Here in America, 68 percent of households have adopted broadband, an almost eight-fold increase since 2001. And yet, a 68 percent adoption rate still leaves about a third of American homes cut off from the digital economy.

It’s worth noting that in particular, small- and medium-sized enterprises (SMEs) have benefitted hugely from the Internet. SMEs with a strong online presence created more than twice the number of jobs as firms not on the Web, creating 2.6 jobs for each one eliminated.

Education. . . innovation. . . and infrastructure. These are the areas where we cannot afford to cut the role of government. Indeed, investments in these areas will lead to a more competitive economy and higher growth.

Unfortunately, this report unearths the sad truth that federal funding for basic research, education and infrastructure has failed to keep pace with economic growth–and the innovative performance of the U.S. has severely slipped during the past decade.

To reverse these trends, the report finds the following actions as necessary:

We must increase and sustain the levels of funding for basic research by the federal government. Also:

  • A tax credit must be made permanent for private-sector R&D to give companies appropriate incentives to innovate and improve the way basic research is transferred from the lab into commercial products.
  • And we must follow President Obama’s lead and bring government support for R&D back to a level not seen since the Kennedy Administration, thus reversing the decades-long decline in federal funding of basic research.

As to education, we simply must invest in the skills and knowledge necessary to compete in an increasingly competitive worldwide economy where other countries are now surpassing us in the percentage of young people with college degrees.

Ongoing and new administration initiatives are addressing these challenges by making college more affordable, spurring classroom innovation at all levels and expanding the size and quality of STEM teacher ranks. To succeed in the global economy, government must encourage students and workers toward continued STEM education.

And for infrastructure, it’s clear that we have to invest in 21st century networks, including fostering access to high-speed internet for citizens and businesses no matter where they are located. The federal government must continue its strides forward toward a smart electricity grid and a robust network of broadband Internet access.

A fourth area of economic competitiveness mentioned in the COMPETES report also deserves our attention. A flourishing manufacturing sector in the U.S. is crucial to our competitive strength, and will continue to be a key source of economic growth and job creation.

Manufacturing pays higher-than-average wages, provides the bulk of U.S. exports, contributes substantially to our R&D, and protects national security.

Manufacturing’s role in our economy isn’t going away any time soon. In 2009, manufacturing made up 11.2 percent of GDP and 9.1 percent of total U.S. employment, directly employing over 11 million workers. Manufacturing is also the biggest source of innovation in our economy. Sixty-seven percent of all the business R&D in America is done by manufacturing companies.

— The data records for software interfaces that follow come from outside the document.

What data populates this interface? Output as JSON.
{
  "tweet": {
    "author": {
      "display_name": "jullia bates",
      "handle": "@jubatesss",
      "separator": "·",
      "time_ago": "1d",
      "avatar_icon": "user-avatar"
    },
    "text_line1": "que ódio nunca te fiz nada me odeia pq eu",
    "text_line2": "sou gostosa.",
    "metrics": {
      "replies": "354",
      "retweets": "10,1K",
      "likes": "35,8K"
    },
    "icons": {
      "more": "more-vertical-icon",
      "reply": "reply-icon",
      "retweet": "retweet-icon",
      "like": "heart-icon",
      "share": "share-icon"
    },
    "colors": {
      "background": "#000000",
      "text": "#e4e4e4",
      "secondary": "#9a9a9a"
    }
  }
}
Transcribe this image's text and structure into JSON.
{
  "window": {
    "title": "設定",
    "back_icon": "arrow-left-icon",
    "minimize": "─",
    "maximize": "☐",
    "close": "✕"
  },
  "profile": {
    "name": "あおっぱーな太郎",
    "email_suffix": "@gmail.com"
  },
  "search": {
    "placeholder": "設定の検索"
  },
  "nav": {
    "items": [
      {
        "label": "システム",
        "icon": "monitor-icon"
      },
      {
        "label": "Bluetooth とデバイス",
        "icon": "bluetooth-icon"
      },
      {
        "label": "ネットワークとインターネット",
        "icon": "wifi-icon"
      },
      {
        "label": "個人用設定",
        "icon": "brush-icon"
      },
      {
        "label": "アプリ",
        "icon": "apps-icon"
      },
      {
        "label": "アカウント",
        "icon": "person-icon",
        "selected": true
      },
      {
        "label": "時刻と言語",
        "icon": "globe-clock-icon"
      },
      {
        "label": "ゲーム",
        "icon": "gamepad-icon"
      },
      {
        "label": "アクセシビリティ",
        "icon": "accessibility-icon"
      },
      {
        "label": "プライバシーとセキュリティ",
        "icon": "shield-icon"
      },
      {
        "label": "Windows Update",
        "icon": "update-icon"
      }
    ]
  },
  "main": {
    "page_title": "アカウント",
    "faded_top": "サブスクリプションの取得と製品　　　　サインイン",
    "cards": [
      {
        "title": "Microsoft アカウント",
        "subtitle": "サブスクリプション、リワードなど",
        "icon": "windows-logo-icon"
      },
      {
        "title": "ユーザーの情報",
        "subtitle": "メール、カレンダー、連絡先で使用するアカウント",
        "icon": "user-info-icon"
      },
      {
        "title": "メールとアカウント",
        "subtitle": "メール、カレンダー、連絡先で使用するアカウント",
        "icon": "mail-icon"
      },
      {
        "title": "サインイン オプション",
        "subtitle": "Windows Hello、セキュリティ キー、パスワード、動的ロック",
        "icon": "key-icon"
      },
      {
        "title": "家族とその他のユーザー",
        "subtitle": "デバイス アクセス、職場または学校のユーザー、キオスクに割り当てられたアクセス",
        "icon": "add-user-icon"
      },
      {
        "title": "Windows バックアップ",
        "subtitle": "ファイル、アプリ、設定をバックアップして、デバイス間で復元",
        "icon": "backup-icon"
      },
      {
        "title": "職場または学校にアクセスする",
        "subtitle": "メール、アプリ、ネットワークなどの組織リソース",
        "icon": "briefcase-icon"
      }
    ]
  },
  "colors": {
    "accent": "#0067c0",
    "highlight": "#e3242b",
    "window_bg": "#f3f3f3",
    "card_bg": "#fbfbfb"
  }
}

Ultimately, without a strong manufacturing base, we can’t create enough good jobs to sustain a strong middle class. And without a strong middle class, we cannot be a strong country. If we build it here and sell it everywhere, we can become the world’s unquestioned greatest economic power yet again.

This administration does not believe government has all the answers. But it does believe it has a role to play in creating the conditions that make inspiration, innovation and invention more likely to happen.

This means providing support through the government that the private sector needs

  • To grow;
  • To create new products and services; and most importantly,
  • To generate jobs that offer good wages.

Ultimately, job growth is the metric that is most important. And long-term job growth will only occur in a world where entrepreneurs and researchers find it easy to pursue new ideas and to turn them into new products and successful new businesses.

These are the building blocks for fulfilling America's truest potential, and the conclusions in our COMPETES Act report can make that promise a reality.

Now I’d be happy to answer any questions you might have.